The CSR Newsletters are a freely-available resource generated as a dynamic complement to the textbook, Strategic Corporate Social Responsibility: Sustainable Value Creation.

To sign-up to receive the CSR Newsletters regularly during the fall and spring academic semesters, e-mail author David Chandler at

Thursday, May 8, 2008

Strategic CSR - Climate Change II

The article in the url below offers a critical look at the knee-jerk reactionism to much of the uncertainty and confusion around climate change (Issues: Environmental Sustainability, p171):

“The majority view among climate scientists, as set out in the most recent report of the Intergovernmental Panel on Climate Change, is that "most" of the slight (0.5Degrees C) warming in the last quarter of the 20th century was "very likely" caused by man-made carbon dioxide emissions. On that basis, and relying on computer models, its "best guess" of the likely rise in mean global temperature over the next 100 years is between 1.8Degrees C and 4Degrees C. These projections were made, incidentally, before the recent acknowledgement that so far this century there has been no further global warming at all - in spite of a continuing rapid rise in carbon emissions.”

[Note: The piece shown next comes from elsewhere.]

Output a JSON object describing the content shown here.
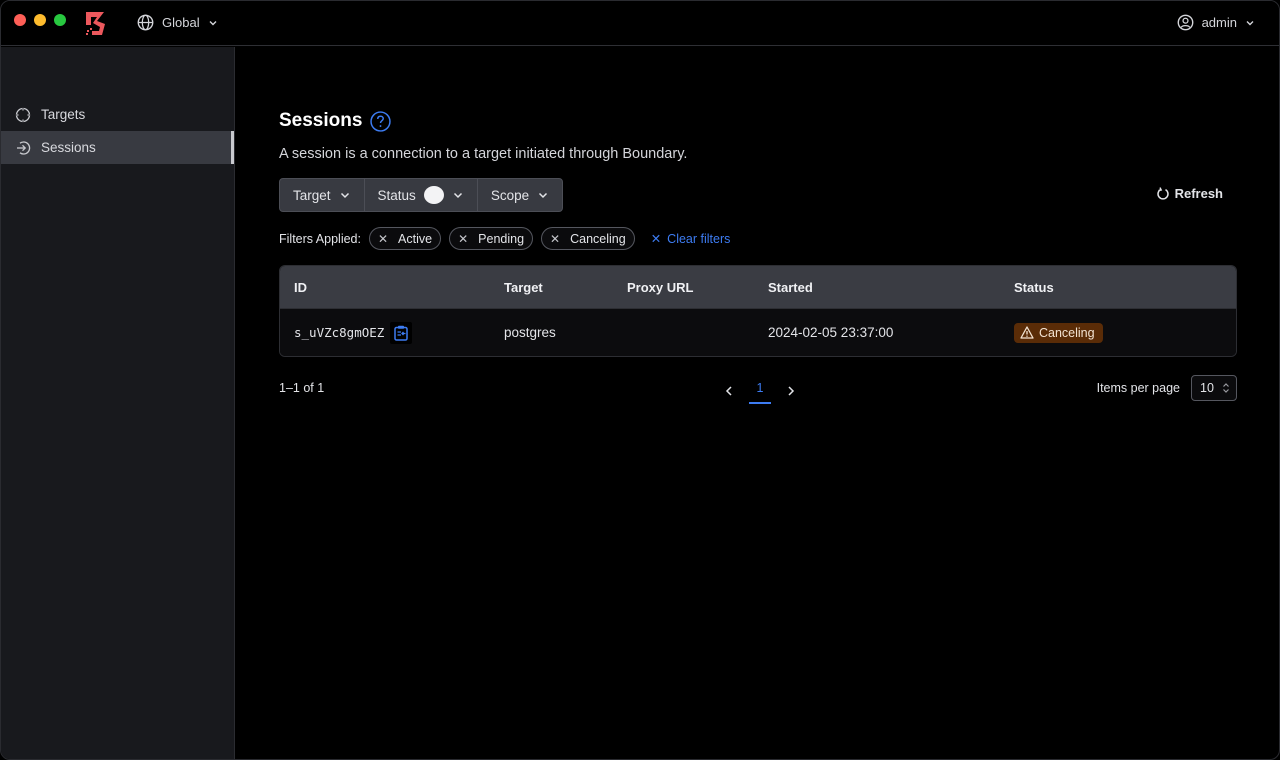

Nigel Lawson, who was the UK’s Chancellor during much of the 1980s and is promoting his recent book on the subject of climate change, focuses his argument on counteracting the economic assumptions contained within the IPCC report of climate change and the corresponding potential costs of solving the associated problems. Chief among Lawson’s points is the IPCC’s “self-evidently absurd” assumption that future solutions are constrained by current knowledge levels:

“Even if that were so, what would it mean? Suppose the loss to the developing world were as much as 10 per cent of GDP, then - given the IPCC's economic growth assumptions, on which its emissions assumptions, and hence its warming assumptions, are based- it would imply that, by 2100 or thereabouts, people in the developing world, instead of being some 9.5 times as well off as they are today, would be "only" some 8.5 times as well off - which would still leave them better off than people in the developed world today. This, then, is the scale of the alleged threat to the planet - based, to repeat, on the IPCC's grossly inflated estimate of the likely damage from further warming, arising from its absurdly gloomy view of mankind's ability to adapt.”

I forward this article not to challenge global warming as a fact, but to suggest that there is still much that we do not know about the implications of climate change and our best possible response. This is not to make the case for inaction (the potential costs of which vastly outweigh the potential costs of doing nothing), but, instead, to argue that our “best” policy responses need to be founded on as much information as possible and assumptions that enjoy broad support.

Take care

Bill Werther & David Chandler
Strategic Corporate Social Responsibility
© Sage Publications, 2006

Stop this foolish overreaction to climate change
887 words
7 April 2008
Financial Times
London Ed1
Page 13

Friday, May 2, 2008

Strategic CSR - Prediction Markets

The article in the url below shows how nonprofits are using an increasingly popular online tool, prediction markets (e.g., the Iowa Electronic Markets,, as a way of raising money for specific causes (Issues: Profit, p200).

On the website, anyone can bet money on events such as the outcome of the Presidential race, or any current affairs, business, or sports event of interest, with the profits won on the bets being donated to a specific charity nominated by the individual:

“Since its debut last September, Bet2give ( has attracted about 400 traders and donated about $1,000 to charities that include Kiva, the Nature Conservancy, and National Public Radio.”

The article also profiles an idea by the Long Now Foundation ( that also draws on prediction markets to generate debate over ideas of social and scientific interest/importance, while raising money for worthwhile causes:

“Its "Long Bets" site ( charges registered users $50 to publish a prediction that must be socially or scientifically important. Once the prediction is made, registered users can discuss it and challenge the person to turn it into a bet. … When the bet terms are met, either by a date or a predicted event happening, and the winner is decided, the money is sent to a charity of the winner's choice.”

Have a good weekend.

Bill Werther & David Chandler
Strategic Corporate Social Responsibility
© Sage Publications, 2006

Non-profits place a bet on prediction markets
770 words
19/20 April 2008
Financial Times
London Ed1
Page 4